Exercise prompt: Write out every entry once more, character for character.

Records provided: Begin

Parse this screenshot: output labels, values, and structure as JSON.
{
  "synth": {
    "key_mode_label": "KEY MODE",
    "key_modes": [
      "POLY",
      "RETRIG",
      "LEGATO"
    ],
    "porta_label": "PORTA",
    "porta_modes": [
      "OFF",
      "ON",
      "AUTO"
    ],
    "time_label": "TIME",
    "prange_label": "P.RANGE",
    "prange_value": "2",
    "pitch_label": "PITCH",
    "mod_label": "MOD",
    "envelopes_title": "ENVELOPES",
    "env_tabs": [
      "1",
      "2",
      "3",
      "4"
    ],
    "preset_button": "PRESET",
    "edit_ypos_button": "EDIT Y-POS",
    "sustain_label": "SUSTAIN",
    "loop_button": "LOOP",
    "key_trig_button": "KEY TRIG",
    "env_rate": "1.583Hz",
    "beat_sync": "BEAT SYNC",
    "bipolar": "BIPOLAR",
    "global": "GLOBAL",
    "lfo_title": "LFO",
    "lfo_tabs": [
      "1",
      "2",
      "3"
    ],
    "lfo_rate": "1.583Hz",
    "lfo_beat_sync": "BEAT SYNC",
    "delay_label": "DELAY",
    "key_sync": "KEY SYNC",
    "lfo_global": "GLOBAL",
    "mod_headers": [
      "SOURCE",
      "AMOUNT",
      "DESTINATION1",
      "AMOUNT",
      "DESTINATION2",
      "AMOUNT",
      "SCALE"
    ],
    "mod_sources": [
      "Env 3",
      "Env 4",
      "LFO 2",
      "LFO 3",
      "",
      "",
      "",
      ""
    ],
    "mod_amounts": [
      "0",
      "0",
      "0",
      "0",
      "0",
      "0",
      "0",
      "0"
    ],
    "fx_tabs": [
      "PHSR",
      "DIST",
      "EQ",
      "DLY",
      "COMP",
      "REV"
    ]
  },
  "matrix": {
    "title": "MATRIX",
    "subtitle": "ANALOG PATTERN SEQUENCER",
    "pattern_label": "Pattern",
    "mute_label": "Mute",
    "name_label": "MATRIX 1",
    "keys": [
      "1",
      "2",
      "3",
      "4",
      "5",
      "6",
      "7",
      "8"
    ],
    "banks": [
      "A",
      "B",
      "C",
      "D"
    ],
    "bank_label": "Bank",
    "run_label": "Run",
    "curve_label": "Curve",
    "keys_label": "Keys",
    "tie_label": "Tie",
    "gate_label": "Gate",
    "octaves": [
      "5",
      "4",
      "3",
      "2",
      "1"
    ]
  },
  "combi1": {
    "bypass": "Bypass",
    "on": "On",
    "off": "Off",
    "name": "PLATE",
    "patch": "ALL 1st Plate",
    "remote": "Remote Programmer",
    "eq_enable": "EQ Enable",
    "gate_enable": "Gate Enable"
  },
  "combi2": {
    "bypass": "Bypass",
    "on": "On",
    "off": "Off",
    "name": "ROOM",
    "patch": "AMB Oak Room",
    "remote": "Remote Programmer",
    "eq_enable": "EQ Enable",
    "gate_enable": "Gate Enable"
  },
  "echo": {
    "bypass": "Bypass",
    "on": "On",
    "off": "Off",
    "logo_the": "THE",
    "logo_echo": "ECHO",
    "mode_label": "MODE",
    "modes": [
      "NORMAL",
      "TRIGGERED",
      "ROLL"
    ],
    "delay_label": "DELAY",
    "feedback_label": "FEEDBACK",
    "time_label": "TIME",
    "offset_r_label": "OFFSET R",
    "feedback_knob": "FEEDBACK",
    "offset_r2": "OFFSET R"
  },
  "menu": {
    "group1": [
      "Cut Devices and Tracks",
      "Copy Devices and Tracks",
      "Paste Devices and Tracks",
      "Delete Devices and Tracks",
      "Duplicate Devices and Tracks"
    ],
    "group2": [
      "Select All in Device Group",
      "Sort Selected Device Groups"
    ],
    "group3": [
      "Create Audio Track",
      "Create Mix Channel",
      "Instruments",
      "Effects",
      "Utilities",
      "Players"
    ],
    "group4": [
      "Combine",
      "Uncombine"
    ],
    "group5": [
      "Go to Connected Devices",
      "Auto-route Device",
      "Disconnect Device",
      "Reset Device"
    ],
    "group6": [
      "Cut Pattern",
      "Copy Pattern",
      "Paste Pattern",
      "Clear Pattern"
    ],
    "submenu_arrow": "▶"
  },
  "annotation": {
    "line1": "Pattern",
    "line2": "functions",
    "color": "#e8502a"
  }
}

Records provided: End

Solution for this task:
Parse this screenshot: output labels, values, and structure as JSON.
{
  "synth": {
    "key_mode_label": "KEY MODE",
    "key_modes": [
      "POLY",
      "RETRIG",
      "LEGATO"
    ],
    "porta_label": "PORTA",
    "porta_modes": [
      "OFF",
      "ON",
      "AUTO"
    ],
    "time_label": "TIME",
    "prange_label": "P.RANGE",
    "prange_value": "2",
    "pitch_label": "PITCH",
    "mod_label": "MOD",
    "envelopes_title": "ENVELOPES",
    "env_tabs": [
      "1",
      "2",
      "3",
      "4"
    ],
    "preset_button": "PRESET",
    "edit_ypos_button": "EDIT Y-POS",
    "sustain_label": "SUSTAIN",
    "loop_button": "LOOP",
    "key_trig_button": "KEY TRIG",
    "env_rate": "1.583Hz",
    "beat_sync": "BEAT SYNC",
    "bipolar": "BIPOLAR",
    "global": "GLOBAL",
    "lfo_title": "LFO",
    "lfo_tabs": [
      "1",
      "2",
      "3"
    ],
    "lfo_rate": "1.583Hz",
    "lfo_beat_sync": "BEAT SYNC",
    "delay_label": "DELAY",
    "key_sync": "KEY SYNC",
    "lfo_global": "GLOBAL",
    "mod_headers": [
      "SOURCE",
      "AMOUNT",
      "DESTINATION1",
      "AMOUNT",
      "DESTINATION2",
      "AMOUNT",
      "SCALE"
    ],
    "mod_sources": [
      "Env 3",
      "Env 4",
      "LFO 2",
      "LFO 3",
      "",
      "",
      "",
      ""
    ],
    "mod_amounts": [
      "0",
      "0",
      "0",
      "0",
      "0",
      "0",
      "0",
      "0"
    ],
    "fx_tabs": [
      "PHSR",
      "DIST",
      "EQ",
      "DLY",
      "COMP",
      "REV"
    ]
  },
  "matrix": {
    "title": "MATRIX",
    "subtitle": "ANALOG PATTERN SEQUENCER",
    "pattern_label": "Pattern",
    "mute_label": "Mute",
    "name_label": "MATRIX 1",
    "keys": [
      "1",
      "2",
      "3",
      "4",
      "5",
      "6",
      "7",
      "8"
    ],
    "banks": [
      "A",
      "B",
      "C",
      "D"
    ],
    "bank_label": "Bank",
    "run_label": "Run",
    "curve_label": "Curve",
    "keys_label": "Keys",
    "tie_label": "Tie",
    "gate_label": "Gate",
    "octaves": [
      "5",
      "4",
      "3",
      "2",
      "1"
    ]
  },
  "combi1": {
    "bypass": "Bypass",
    "on": "On",
    "off": "Off",
    "name": "PLATE",
    "patch": "ALL 1st Plate",
    "remote": "Remote Programmer",
    "eq_enable": "EQ Enable",
    "gate_enable": "Gate Enable"
  },
  "combi2": {
    "bypass": "Bypass",
    "on": "On",
    "off": "Off",
    "name": "ROOM",
    "patch": "AMB Oak Room",
    "remote": "Remote Programmer",
    "eq_enable": "EQ Enable",
    "gate_enable": "Gate Enable"
  },
  "echo": {
    "bypass": "Bypass",
    "on": "On",
    "off": "Off",
    "logo_the": "THE",
    "logo_echo": "ECHO",
    "mode_label": "MODE",
    "modes": [
      "NORMAL",
      "TRIGGERED",
      "ROLL"
    ],
    "delay_label": "DELAY",
    "feedback_label": "FEEDBACK",
    "time_label": "TIME",
    "offset_r_label": "OFFSET R",
    "feedback_knob": "FEEDBACK",
    "offset_r2": "OFFSET R"
  },
  "menu": {
    "group1": [
      "Cut Devices and Tracks",
      "Copy Devices and Tracks",
      "Paste Devices and Tracks",
      "Delete Devices and Tracks",
      "Duplicate Devices and Tracks"
    ],
    "group2": [
      "Select All in Device Group",
      "Sort Selected Device Groups"
    ],
    "group3": [
      "Create Audio Track",
      "Create Mix Channel",
      "Instruments",
      "Effects",
      "Utilities",
      "Players"
    ],
    "group4": [
      "Combine",
      "Uncombine"
    ],
    "group5": [
      "Go to Connected Devices",
      "Auto-route Device",
      "Disconnect Device",
      "Reset Device"
    ],
    "group6": [
      "Cut Pattern",
      "Copy Pattern",
      "Paste Pattern",
      "Clear Pattern"
    ],
    "submenu_arrow": "▶"
  },
  "annotation": {
    "line1": "Pattern",
    "line2": "functions",
    "color": "#e8502a"
  }
}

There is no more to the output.